Here is an extraordinary example of unintended and possibly inconceivable consequences, or maybe not. Whitney Tilson, capital investor and contributing founder of Teach for America, provides a window into what can happen when public education is hijacked by private companies.
Whitney Tilson is not a fan of the online-education company K12. His short position in K12 [Inc.] is the largest in his book, he told the audience at the second day of the Value Investing Congress in New York.
Who in education could have thought that the future of instructional and curricular decisions and practices would be intimately tied to the instability of Wall Street? Perhaps the only ones to potentially see it are the fund managers, traders, and corporate executives eager to get in on the “educational marketplace.”
Key to this entire story is Tilson’s “short position.” Of course, shorting stocks is neither easily understood, nor for the faint of heart. It is difficult for a lot of people to wrap there heads around making money on a swooning stock, but here is the simplest explanation as I could find.
Essentially, an investor has sized up a company that they think ripe for a fall, and they are betting against that company, looking to make a windfall in the process. As in all market-driven scenarios, there is a clear winner and loser. In this case, the winner is the investor(s) and the loser a company whose products and services are supposed to be educating children.
Let me be clear, I am suspicious of K12 Incorporated. While I have been teaching online for years and think there are genuine merits to online learning, K12 does not have the best track record or reputation. Additionally, I would submit that online learning is not for everyone, a fact that Tilson even recognizes. However, I am extremely skeptical of any for-profit company so close to the ground in a school that it is in a position to dictate curricular or instructional decisions and practices.
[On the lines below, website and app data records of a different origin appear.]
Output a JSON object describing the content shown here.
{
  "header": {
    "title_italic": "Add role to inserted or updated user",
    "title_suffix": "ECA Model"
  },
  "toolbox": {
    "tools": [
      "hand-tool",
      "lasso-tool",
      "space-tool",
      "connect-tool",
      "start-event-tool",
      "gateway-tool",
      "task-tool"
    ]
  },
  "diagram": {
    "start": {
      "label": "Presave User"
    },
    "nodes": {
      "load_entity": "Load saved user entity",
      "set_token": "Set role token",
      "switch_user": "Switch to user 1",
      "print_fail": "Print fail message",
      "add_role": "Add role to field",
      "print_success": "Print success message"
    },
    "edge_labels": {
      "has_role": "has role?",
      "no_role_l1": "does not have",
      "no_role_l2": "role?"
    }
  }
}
As a purveyor of online learning and virtual schooling, K12 completely subsumes what most people think of as being school, becoming one for the individual students it enrolls in full-time online course.
Yet, there is something profoundly unsettling about the ramifications of K12’s for-profit publicly traded status in this circumstance involving Whitney Tilson. How is this story not only unseemly but unethical? Just because it can be done does not necessarily mean it should be. On the grander level, Tilson, or anyone for that matter, is gambling on the prospects of children losing – and losing on an education. While the number of children K12 enrolls is a small percentage of the student population, this is really how the situation shakes out!
K12 is not simply a text book company or testing company. They are not even a juggernaut like Pearson. They actually administer classes for students. What’s more, there is nothing preventing this kind of scenario playing out over and over again, with even greater frequency as more public school systems are carved open for private, for-profit enterprise opportunities.
Online education is often falsely pitched as an equalizer. It isn’t, for a whole host of reasons, but it does have a place in the educational landscape. That is now beyond question. Yet, an online education from a corporation, like K12, whose stock price can easily be shorted for profiteer gain, at the mercy of significant market losses in the process, no doubt impacts its ability to deliver quality products and services to its customers (otherwise known as students — children).
Even stringing together words that equate children as customers, and an education as products and services, makes me a little nauseous, because it frames the whole experience of human development and learning through a perverse, ill-fitting lens of market lingo.
Ultimately, we are witnessing the creation of a world where the public education of our nation’s children is literally being bought and sold with the only aim being the extraction of as much profit as possible. Upon a closer look, it really is that simple — and as far as I can tell, that evil.